- **WORK TO BE COMPLETED**
All lines from the one containing "What's the underlying" to the end of the entries below must be output exactly, and no other lines.

[Excerpts from an interface dataset]
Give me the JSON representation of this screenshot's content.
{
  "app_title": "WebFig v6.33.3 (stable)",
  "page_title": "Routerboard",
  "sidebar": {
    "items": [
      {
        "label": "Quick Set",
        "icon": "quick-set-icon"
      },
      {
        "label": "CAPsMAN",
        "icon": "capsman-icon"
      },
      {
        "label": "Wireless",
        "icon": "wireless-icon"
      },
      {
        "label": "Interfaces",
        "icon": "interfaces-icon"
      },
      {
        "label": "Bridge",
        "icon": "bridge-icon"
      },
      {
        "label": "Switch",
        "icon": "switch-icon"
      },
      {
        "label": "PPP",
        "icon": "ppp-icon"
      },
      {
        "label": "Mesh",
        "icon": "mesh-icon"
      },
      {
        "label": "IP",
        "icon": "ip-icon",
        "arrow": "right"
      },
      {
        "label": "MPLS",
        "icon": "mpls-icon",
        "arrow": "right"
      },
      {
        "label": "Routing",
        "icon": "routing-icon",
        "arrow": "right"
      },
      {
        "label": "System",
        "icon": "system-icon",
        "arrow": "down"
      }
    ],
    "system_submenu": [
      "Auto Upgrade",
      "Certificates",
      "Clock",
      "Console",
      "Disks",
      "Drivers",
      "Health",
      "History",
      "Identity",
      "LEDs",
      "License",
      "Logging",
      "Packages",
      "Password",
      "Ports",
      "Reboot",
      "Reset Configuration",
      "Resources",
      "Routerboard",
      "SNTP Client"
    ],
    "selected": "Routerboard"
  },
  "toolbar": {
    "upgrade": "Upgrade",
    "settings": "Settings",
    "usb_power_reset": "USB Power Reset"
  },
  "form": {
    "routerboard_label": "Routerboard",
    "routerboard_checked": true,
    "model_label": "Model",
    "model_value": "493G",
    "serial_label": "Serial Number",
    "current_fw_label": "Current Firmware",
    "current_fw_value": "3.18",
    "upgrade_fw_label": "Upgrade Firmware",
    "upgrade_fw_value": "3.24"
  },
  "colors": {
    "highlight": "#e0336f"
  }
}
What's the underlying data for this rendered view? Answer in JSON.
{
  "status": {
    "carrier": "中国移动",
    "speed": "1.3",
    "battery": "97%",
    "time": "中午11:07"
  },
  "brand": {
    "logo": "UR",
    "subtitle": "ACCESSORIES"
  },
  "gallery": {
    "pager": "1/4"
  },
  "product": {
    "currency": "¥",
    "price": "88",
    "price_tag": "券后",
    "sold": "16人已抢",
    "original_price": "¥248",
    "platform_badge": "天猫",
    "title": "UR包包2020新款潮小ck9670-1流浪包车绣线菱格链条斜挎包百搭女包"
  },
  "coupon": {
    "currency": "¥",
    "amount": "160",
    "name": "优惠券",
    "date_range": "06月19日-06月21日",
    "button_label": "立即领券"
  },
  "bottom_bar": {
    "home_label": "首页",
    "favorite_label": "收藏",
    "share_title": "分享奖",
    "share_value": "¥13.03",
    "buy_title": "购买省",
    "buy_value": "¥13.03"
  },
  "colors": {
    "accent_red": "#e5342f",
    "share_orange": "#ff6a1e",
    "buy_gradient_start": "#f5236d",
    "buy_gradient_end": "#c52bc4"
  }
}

- **PROBLEM SOLUTION**
What's the underlying data for this rendered view? Answer in JSON.
{
  "status": {
    "carrier": "中国移动",
    "speed": "1.3",
    "battery": "97%",
    "time": "中午11:07"
  },
  "brand": {
    "logo": "UR",
    "subtitle": "ACCESSORIES"
  },
  "gallery": {
    "pager": "1/4"
  },
  "product": {
    "currency": "¥",
    "price": "88",
    "price_tag": "券后",
    "sold": "16人已抢",
    "original_price": "¥248",
    "platform_badge": "天猫",
    "title": "UR包包2020新款潮小ck9670-1流浪包车绣线菱格链条斜挎包百搭女包"
  },
  "coupon": {
    "currency": "¥",
    "amount": "160",
    "name": "优惠券",
    "date_range": "06月19日-06月21日",
    "button_label": "立即领券"
  },
  "bottom_bar": {
    "home_label": "首页",
    "favorite_label": "收藏",
    "share_title": "分享奖",
    "share_value": "¥13.03",
    "buy_title": "购买省",
    "buy_value": "¥13.03"
  },
  "colors": {
    "accent_red": "#e5342f",
    "share_orange": "#ff6a1e",
    "buy_gradient_start": "#f5236d",
    "buy_gradient_end": "#c52bc4"
  }
}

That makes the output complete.